Assigned task> Using the material below, work out how many lines contain the word "всех". Reply with the number and nothing more.

Excerpted data>

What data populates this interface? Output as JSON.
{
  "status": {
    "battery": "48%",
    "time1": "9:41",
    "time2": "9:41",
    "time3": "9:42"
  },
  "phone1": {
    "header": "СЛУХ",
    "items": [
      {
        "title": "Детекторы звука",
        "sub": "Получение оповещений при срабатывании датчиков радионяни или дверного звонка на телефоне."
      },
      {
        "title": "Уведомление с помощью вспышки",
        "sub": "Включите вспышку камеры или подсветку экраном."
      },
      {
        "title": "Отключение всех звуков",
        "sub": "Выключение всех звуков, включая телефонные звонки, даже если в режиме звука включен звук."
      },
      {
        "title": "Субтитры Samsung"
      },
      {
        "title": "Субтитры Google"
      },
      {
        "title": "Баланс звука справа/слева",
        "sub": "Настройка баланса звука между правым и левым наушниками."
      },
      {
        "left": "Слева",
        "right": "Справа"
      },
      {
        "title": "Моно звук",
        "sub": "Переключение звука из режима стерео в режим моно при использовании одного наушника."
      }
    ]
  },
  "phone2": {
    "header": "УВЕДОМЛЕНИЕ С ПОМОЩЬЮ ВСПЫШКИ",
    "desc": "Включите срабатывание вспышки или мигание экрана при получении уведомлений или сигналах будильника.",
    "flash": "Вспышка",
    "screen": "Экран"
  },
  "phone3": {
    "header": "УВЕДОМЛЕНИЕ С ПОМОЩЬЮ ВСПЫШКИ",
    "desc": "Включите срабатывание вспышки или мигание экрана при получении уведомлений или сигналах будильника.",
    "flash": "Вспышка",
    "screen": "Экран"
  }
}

Response below> 2